Additionally, according to sources, a decision has been made to review past trips of MPs, causing a great deal of unease among those who may have committed wrongdoings.

Clearly, there will be many more corruption-related news involving military commissariats. Borisov's case is just one of many, and these issues existed long before the situation with the Odesa recruitment center became public. The scale of the problem is considerable, as recently acknowledged by the President. And let's not forget President Zelenskyy's demand to send military commissars from the rear to the frontline. Has anyone checked how that order was implemented? Apparently not. And that is a question for the General Staff," commented one of the officials from the security agencies.

Ukraine's turbulence coincides with a change in the West's approach to providing financial support.

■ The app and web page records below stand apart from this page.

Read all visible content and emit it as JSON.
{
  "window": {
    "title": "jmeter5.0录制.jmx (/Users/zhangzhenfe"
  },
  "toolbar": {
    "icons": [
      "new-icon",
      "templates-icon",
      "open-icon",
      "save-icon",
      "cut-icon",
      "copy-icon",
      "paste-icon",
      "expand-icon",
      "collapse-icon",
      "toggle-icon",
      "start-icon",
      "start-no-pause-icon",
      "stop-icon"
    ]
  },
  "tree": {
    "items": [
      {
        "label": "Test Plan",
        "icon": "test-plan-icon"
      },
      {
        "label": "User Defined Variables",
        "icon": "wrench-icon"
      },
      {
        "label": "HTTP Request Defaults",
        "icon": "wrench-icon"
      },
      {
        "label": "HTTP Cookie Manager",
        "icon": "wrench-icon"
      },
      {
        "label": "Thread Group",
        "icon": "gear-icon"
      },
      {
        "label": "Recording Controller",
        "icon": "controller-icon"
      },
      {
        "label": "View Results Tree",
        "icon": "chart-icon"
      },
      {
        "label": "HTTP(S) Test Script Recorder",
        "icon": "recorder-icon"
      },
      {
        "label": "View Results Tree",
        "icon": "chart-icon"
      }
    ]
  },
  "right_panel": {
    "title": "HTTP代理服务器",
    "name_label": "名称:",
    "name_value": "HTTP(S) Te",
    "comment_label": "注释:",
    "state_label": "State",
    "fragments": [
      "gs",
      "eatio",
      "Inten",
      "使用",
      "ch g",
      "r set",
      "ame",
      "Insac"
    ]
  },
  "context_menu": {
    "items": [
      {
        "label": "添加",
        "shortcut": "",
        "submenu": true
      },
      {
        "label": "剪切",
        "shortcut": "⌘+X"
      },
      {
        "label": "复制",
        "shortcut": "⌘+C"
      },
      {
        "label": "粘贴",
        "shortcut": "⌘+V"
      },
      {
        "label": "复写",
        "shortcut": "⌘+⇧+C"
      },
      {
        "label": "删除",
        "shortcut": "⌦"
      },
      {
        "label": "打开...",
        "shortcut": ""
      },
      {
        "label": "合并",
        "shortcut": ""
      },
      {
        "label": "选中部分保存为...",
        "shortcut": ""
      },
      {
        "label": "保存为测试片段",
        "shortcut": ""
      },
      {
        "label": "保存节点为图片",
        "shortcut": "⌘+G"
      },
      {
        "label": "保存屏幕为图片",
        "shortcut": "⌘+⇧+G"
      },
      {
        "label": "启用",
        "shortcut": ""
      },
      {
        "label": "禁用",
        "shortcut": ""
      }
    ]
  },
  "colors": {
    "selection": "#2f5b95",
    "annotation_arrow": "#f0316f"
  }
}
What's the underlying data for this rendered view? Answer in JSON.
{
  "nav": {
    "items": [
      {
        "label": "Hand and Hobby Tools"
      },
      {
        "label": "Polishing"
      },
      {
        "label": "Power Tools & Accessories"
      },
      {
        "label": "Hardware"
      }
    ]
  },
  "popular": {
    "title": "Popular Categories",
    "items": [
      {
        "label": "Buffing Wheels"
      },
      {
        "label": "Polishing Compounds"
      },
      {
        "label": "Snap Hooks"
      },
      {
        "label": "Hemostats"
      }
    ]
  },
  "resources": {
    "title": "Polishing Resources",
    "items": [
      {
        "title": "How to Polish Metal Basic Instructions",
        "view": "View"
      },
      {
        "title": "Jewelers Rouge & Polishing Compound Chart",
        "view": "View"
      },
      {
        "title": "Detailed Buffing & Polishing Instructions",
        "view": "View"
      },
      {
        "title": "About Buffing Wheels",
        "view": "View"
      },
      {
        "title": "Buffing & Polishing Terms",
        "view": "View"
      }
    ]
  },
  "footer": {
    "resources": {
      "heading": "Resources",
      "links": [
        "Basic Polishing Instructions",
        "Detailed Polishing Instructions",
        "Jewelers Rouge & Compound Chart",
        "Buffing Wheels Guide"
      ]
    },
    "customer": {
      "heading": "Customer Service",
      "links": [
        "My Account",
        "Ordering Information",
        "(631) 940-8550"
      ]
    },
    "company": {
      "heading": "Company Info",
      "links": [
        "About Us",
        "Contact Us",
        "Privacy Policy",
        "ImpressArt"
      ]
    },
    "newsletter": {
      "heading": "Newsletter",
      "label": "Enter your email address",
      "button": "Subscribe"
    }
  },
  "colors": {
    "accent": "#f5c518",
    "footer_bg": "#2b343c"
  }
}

Presently, funding is increasingly contingent on Ukraine's government meeting specific conditions, and nobody is willing to give money to Ukraine simply because it is on the frontline defending Western civilization from Russian aggression.

"We've come back to the times of Petro Oleksiyovych (Poroshenko - Ed.) when there was a program 'money in exchange for reforms'," smiled a source close to Zelenskyy in a conversation with RBC-Ukraine.

The Ukrainian government is being given a clear message: if they delay in meeting the requirements, they should not expect anything positive. It is due to this pressure that the Verkhovna Rada (Ukrainian Parliament - Ed.) was finally able to pass, in the first reading, a bill on the resumption of electronic asset declarations.

Taking all of this into account, the situation will remain unchanged in the near future, at least until the beginning of the heating season. Turbulence will continue, without major breakthroughs but also without significant victories. We will likely hear more about corruption cases, raids, arrests, and how the Ukrainian elite has acquired their wealth from questionable sources. According to rumors, this impulse is coming directly from President Zelensky, who becomes increasingly disappointed with both the parliamentary corps and most officials as a whole.

Between the frontline and the homefront: Why political scandals resurfaced amid the warEx-MP Yurii Aristov (Photo:

But there is a significant problem here. In football, a player who commits a serious violation may initially get away with just a yellow card, and they will only be sent off the field if they repeat a similar wrongdoing. Judging by the sentiments in society, there's no more time for warnings - the guilty must be punished immediately. However, the issue is that these punishments have been, and obviously will be selective.

Indeed, Aristov went from being an MP to losing his mandate and facing a criminal case with formal charges within a matter of days. Meanwhile, his former colleague Torokhtii, who is guilty of comparable offenses, seems to be feeling quite comfortable. Another "servant," Andrii Kholodov, known for a series of scandals in the tobacco industry, reportedly left Ukraine earlier this year and is now building a business abroad with his wife, showing no intention of returning to the homeland - and there seem to be no significant repercussions awaiting him in Ukraine.

So, those players who have developed favorable relationships with the refereeing team can, for now, feel relatively safe.